▶ HOW TO COMPLETE THIS TASK
Pull every line with "Gainesville" from the data.

▶ RECORDED DATA
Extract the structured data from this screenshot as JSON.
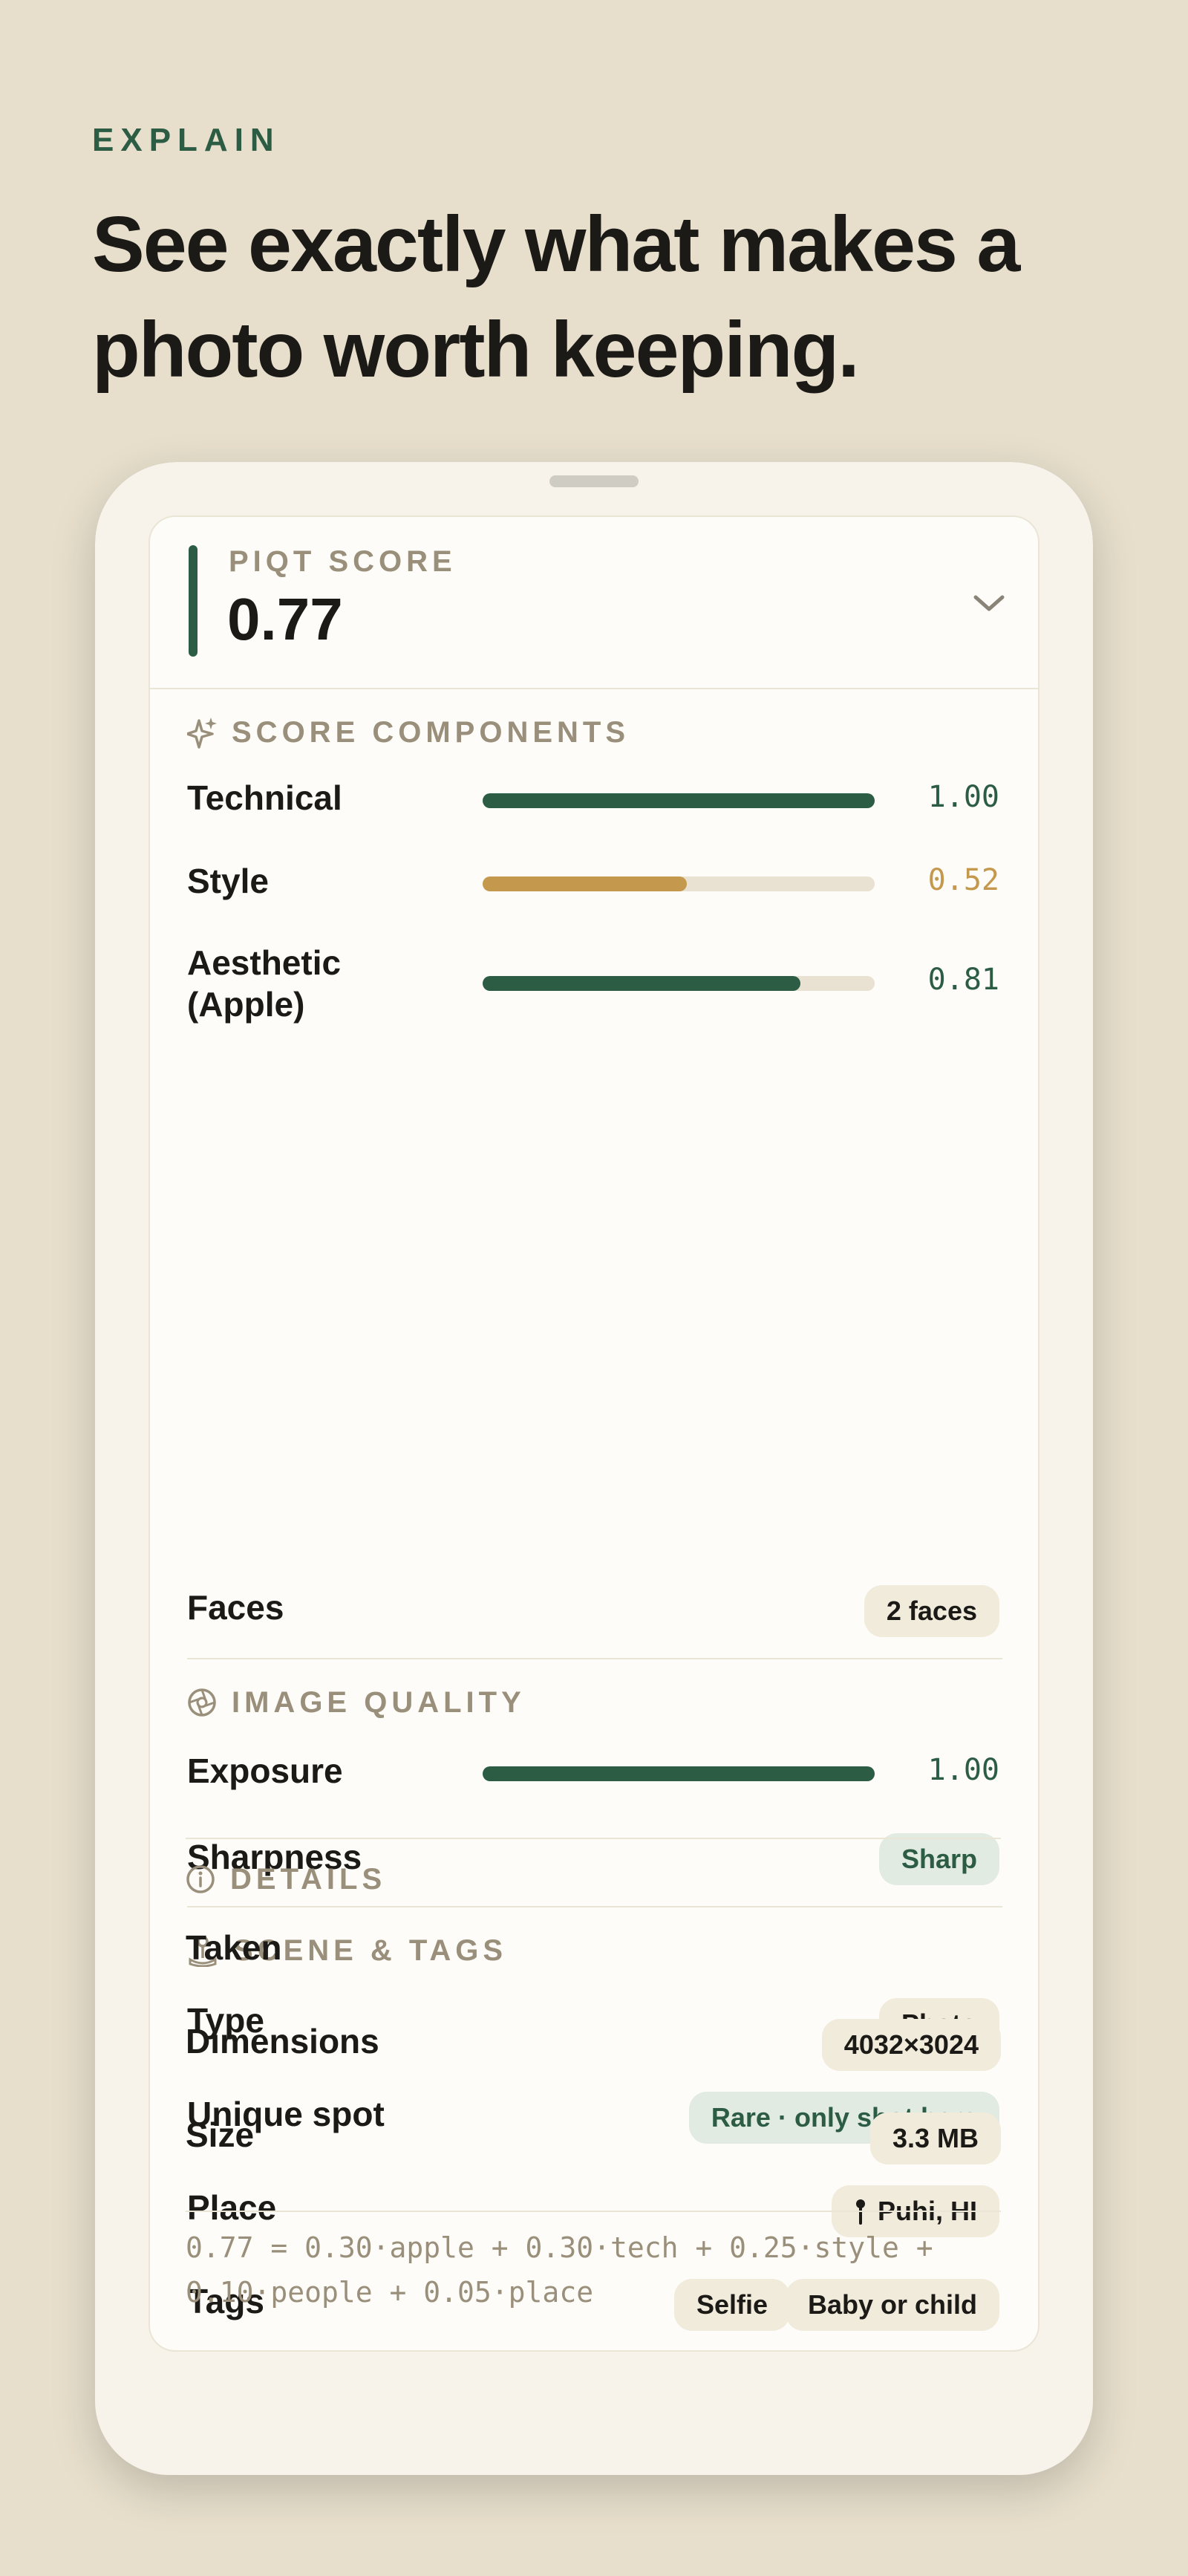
{
  "eyebrow": "EXPLAIN",
  "headline": "See exactly what makes a photo worth keeping.",
  "colors": {
    "background": "#e7dfcc",
    "accent_green": "#2c5d44",
    "accent_gold": "#c5994d",
    "muted_label": "#9a8f7a"
  },
  "score": {
    "label": "PIQT SCORE",
    "value": "0.77",
    "toggle_icon": "chevron-down-icon"
  },
  "score_components": {
    "title": "SCORE COMPONENTS",
    "icon": "sparkle-icon",
    "rows": [
      {
        "label": "Technical",
        "value": "1.00",
        "fraction": 1.0,
        "color": "#2c5d44"
      },
      {
        "label": "Style",
        "value": "0.52",
        "fraction": 0.52,
        "color": "#c5994d"
      },
      {
        "label": "Aesthetic\n(Apple)",
        "value": "0.81",
        "fraction": 0.81,
        "color": "#2c5d44"
      }
    ],
    "faces_label": "Faces",
    "faces_value": "2 faces"
  },
  "image_quality": {
    "title": "IMAGE QUALITY",
    "icon": "aperture-icon",
    "exposure_label": "Exposure",
    "exposure_value": "1.00",
    "exposure_fraction": 1.0,
    "sharpness_label": "Sharpness",
    "sharpness_value": "Sharp"
  },
  "scene_tags": {
    "title": "SCENE & TAGS",
    "icon": "map-pin-icon",
    "type_label": "Type",
    "type_value": "Photo",
    "unique_label": "Unique spot",
    "unique_value": "Rare · only shot here",
    "place_label": "Place",
    "place_value": "Puhi, HI",
    "tags_label": "Tags",
    "tags": [
      "Selfie",
      "Baby or child"
    ]
  },
  "details": {
    "title": "DETAILS",
    "icon": "info-icon",
    "taken_label": "Taken",
    "dimensions_label": "Dimensions",
    "dimensions_value": "4032×3024",
    "size_label": "Size",
    "size_value": "3.3 MB"
  },
  "formula": {
    "line1": "0.77 = 0.30·apple + 0.30·tech + 0.25·style +",
    "line2": "0.10·people + 0.05·place"
  }
}
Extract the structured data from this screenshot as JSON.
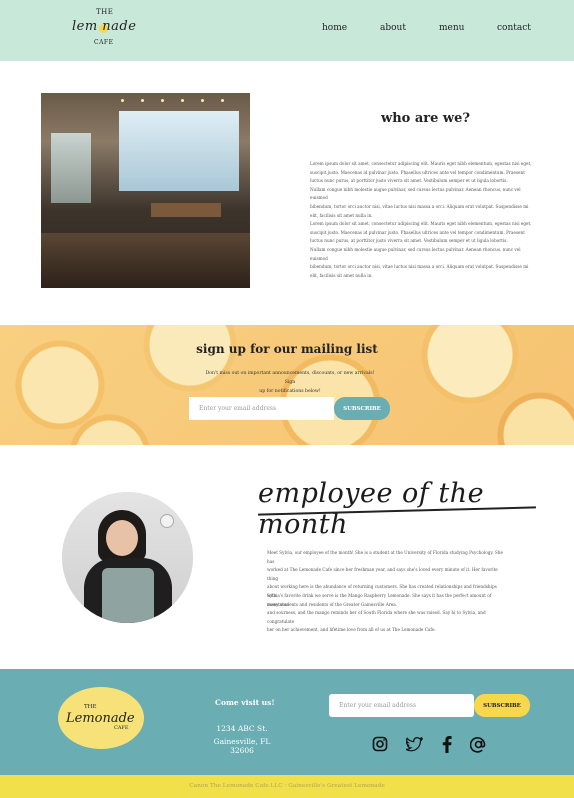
{
  "header": {
    "logo": {
      "the": "THE",
      "lemonade": "lem  nade",
      "cafe": "CAFE"
    },
    "nav": [
      {
        "label": "home"
      },
      {
        "label": "about"
      },
      {
        "label": "menu"
      },
      {
        "label": "contact"
      }
    ]
  },
  "about": {
    "title": "who are we?",
    "paragraphs": [
      "Lorem ipsum dolor sit amet, consectetur adipiscing elit. Mauris eget nibh elementum, egestas nisi eget,",
      "suscipit justo. Maecenas id pulvinar justo. Phasellus ultrices ante vel tempor condimentum. Praesent",
      "luctus nunc purus, at porttitor justo viverra sit amet. Vestibulum semper et ut ligula lobortis.",
      "Nullam congue nibh molestie augue pulvinar, sed cursus lectus pulvinar. Aenean rhoncus, nunc vel euismod",
      "bibendum, tortor orci auctor nisi, vitae luctus nisi massa a orci. Aliquam erat volutpat. Suspendisse mi",
      "elit, facilisis sit amet nulla in.",
      "Lorem ipsum dolor sit amet, consectetur adipiscing elit. Mauris eget nibh elementum, egestas nisi eget,",
      "suscipit justo. Maecenas id pulvinar justo. Phasellus ultrices ante vel tempor condimentum. Praesent",
      "luctus nunc purus, at porttitor justo viverra sit amet. Vestibulum semper et ut ligula lobortis.",
      "Nullam congue nibh molestie augue pulvinar, sed cursus lectus pulvinar. Aenean rhoncus, nunc vel euismod",
      "bibendum, tortor orci auctor nisi, vitae luctus nisi massa a orci. Aliquam erat volutpat. Suspendisse mi",
      "elit, facilisis sit amet nulla in."
    ]
  },
  "mailing": {
    "title": "sign up for our mailing list",
    "description_line1": "Don't miss out on important announcements, discounts, or new arrivals! Sign",
    "description_line2": "up for notifications below!",
    "email_placeholder": "Enter your email address",
    "subscribe_label": "SUBSCRIBE"
  },
  "employee": {
    "title": "employee of the month",
    "paragraph1": [
      "Meet Sylvia, our employee of the month! She is a student at the University of Florida studying Psychology. She has",
      "worked at The Lemonade Cafe since her freshman year, and says she's loved every minute of it. Her favorite thing",
      "about working here is the abundance of returning customers. She has created relationships and friendships with",
      "many students and residents of the Greater Gainesville Area."
    ],
    "paragraph2": [
      "Sylvia's favorite drink we serve is the Mango Raspberry Lemonade. She says it has the perfect amount of sweetness",
      "and sourness, and the mango reminds her of South Florida where she was raised. Say hi to Sylvia, and congratulate",
      "her on her achievement, and lifetime love from all of us at The Lemonade Cafe."
    ]
  },
  "footer": {
    "logo": {
      "the": "THE",
      "lemonade": "Lemonade",
      "cafe": "CAFE"
    },
    "visit_title": "Come visit us!",
    "address_line1": "1234 ABC St.",
    "address_line2": "Gainesville, FL 32606",
    "email_placeholder": "Enter your email address",
    "subscribe_label": "SUBSCRIBE",
    "social": [
      "instagram-icon",
      "twitter-icon",
      "facebook-icon",
      "at-icon"
    ],
    "copyright": "Canon The Lemonade Cafe LLC · Gainesville's Greatest Lemonade"
  },
  "colors": {
    "header_bg": "#c8e8da",
    "footer_bg": "#6aadb3",
    "bottom_bar": "#f2e04a",
    "subscribe_teal": "#6aadb3",
    "subscribe_yellow": "#f7d84a"
  }
}
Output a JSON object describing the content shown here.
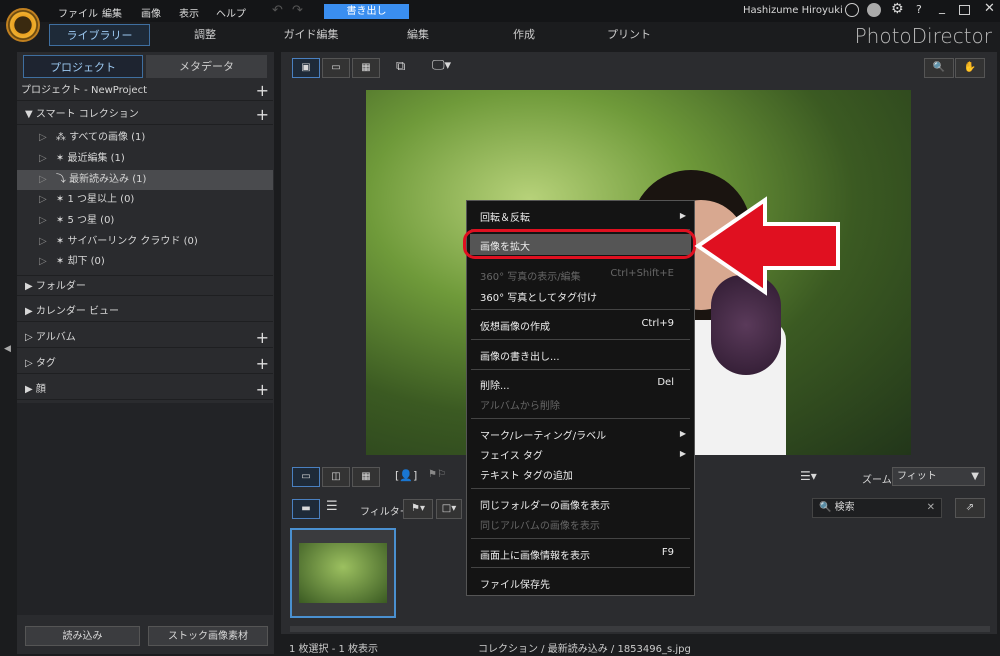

▶ RESULT FOR THIS TASK
      "many students and residents of the Greater Gainesville Area."
    "address_line2": "Gainesville, FL 32606",
    "copyright": "Canon The Lemonade Cafe LLC · Gainesville's Greatest Lemonade"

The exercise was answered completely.